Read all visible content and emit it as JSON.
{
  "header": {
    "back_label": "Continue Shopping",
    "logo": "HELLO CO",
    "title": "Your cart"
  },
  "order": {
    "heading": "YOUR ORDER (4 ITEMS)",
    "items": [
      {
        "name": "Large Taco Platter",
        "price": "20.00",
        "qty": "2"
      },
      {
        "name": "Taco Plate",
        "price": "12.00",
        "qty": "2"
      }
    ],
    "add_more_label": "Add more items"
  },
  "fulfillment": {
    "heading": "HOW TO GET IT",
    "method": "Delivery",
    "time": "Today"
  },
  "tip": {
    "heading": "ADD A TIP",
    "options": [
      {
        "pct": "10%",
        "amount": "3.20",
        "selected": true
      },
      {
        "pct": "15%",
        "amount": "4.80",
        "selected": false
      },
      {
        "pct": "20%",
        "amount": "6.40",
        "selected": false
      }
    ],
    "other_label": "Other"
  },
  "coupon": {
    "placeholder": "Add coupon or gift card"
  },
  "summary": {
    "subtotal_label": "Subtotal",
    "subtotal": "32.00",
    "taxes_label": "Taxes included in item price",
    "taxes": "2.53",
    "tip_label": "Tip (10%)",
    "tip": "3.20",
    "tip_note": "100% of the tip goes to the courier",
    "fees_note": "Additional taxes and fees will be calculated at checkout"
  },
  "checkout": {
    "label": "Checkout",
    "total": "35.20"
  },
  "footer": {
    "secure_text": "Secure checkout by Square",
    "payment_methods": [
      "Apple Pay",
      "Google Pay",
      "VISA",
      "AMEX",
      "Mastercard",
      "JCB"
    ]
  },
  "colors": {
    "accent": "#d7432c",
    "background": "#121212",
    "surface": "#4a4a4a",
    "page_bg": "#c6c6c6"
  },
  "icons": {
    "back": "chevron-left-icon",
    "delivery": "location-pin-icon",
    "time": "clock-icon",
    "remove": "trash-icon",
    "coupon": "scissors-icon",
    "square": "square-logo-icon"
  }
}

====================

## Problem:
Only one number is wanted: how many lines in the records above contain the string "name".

## Task answer:
2